Fidelity brings short-selling to fund investors
Fidelity, the Boston mutual-fund giant, said its fund will be known as Fidelity 130/30 Large Cap Fund, similar to funds launched at other mutual fund firms. The name refers to the strategy in which 130 percent of the holdings in its portfolio will be invested "long" -- in stocks that the manager expects will rise faster than the market overall. The money to buy the extra shares will be raised by investing the proceeds from "short'' sales.
A short sale is a bet that the price of a security will fall. To sell short, a trader borrows shares and sells them, then buys them back later at a lower price. The shares are then returned to the owner, and the difference in price represents profit. That's the theory, though in practice short-selling can be risky and most mutual fund managers are restricted from investing too heavily in the strategy.
Fidelity's new long-short fund will be managed by Keith Quinton, manager of several other Fidelity funds, including Fidelity Disciplined Equity Fund.

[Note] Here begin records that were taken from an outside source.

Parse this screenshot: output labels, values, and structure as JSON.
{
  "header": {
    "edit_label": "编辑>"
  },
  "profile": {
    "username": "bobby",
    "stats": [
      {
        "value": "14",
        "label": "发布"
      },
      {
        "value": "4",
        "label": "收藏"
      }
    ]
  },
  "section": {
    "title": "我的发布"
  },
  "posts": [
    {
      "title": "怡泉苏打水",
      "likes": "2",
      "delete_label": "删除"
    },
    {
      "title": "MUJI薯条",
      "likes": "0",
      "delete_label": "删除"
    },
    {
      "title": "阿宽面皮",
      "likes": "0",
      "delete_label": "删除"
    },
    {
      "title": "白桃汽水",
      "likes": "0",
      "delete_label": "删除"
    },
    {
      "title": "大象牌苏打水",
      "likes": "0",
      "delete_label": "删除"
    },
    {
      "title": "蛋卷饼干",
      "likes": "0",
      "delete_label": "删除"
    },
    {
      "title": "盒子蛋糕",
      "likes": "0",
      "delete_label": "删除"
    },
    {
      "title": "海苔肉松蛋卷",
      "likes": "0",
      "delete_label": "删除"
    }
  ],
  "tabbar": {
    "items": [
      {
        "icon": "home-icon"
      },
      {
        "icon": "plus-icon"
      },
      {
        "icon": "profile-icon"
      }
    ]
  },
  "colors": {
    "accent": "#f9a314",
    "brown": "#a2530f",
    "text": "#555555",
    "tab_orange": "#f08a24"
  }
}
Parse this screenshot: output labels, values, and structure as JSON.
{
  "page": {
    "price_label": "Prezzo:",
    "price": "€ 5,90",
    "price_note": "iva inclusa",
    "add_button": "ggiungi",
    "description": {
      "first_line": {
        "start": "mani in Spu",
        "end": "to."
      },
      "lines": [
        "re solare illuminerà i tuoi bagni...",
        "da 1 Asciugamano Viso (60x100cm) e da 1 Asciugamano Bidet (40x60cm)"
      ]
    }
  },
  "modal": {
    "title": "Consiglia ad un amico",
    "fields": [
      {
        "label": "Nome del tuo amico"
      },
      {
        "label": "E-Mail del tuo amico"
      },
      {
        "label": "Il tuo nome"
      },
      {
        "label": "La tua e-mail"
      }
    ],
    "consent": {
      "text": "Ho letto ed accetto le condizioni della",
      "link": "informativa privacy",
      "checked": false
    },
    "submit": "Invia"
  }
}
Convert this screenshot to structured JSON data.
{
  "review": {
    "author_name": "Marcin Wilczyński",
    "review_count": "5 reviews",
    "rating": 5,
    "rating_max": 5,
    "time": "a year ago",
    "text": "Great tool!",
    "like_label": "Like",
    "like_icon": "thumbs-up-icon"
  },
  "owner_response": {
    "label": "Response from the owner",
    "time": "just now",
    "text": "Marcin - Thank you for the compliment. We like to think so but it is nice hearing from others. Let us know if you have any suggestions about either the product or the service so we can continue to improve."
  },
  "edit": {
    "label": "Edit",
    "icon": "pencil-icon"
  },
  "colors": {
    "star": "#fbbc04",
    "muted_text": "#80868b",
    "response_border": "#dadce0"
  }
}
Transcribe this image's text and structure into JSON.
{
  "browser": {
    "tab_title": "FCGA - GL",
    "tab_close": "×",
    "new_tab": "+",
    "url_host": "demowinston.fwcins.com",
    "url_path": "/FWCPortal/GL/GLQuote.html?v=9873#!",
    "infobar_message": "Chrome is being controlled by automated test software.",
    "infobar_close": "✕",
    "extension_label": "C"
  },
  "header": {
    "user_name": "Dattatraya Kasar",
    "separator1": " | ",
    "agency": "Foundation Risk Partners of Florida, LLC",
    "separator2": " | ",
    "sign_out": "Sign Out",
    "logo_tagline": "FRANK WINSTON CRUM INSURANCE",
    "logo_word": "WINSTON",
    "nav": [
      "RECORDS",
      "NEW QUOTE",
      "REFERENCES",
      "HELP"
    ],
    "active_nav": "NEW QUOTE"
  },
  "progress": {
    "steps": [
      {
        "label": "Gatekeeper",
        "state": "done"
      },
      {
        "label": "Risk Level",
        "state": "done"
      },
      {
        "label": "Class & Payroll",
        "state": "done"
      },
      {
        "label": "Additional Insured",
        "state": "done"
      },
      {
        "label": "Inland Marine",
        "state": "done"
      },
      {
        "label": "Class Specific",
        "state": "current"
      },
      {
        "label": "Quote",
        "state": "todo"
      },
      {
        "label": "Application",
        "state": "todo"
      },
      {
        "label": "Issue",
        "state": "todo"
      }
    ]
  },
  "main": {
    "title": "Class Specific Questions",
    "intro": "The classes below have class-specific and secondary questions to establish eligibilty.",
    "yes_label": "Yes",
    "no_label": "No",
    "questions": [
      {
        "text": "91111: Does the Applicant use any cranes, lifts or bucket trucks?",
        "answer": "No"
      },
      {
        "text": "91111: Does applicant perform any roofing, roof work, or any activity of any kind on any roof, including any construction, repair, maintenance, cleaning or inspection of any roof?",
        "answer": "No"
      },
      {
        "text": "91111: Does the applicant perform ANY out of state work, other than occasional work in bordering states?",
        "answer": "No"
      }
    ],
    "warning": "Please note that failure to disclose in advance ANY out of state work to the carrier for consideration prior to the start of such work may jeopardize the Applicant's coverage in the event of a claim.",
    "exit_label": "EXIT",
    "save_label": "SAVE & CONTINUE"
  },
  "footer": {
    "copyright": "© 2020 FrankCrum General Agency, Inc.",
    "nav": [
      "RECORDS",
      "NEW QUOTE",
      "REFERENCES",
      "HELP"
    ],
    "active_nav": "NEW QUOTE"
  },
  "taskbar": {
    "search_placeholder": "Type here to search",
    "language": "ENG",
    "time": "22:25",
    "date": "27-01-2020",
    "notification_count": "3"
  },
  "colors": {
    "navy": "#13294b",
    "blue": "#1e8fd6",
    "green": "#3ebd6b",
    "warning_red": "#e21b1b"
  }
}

In a statement he said the the company has 15 years of experience selling shares short through portfolios available to institutional clients. "Now we're bringing that experience to bear on behalf of mutual fund investors,'' he said.
He cautioned the fund will carry specific risks such as potentially large losses from short sales, and expenses such as interest and dividend expenses on short positions.
(By Ross Kerber, Globe staff)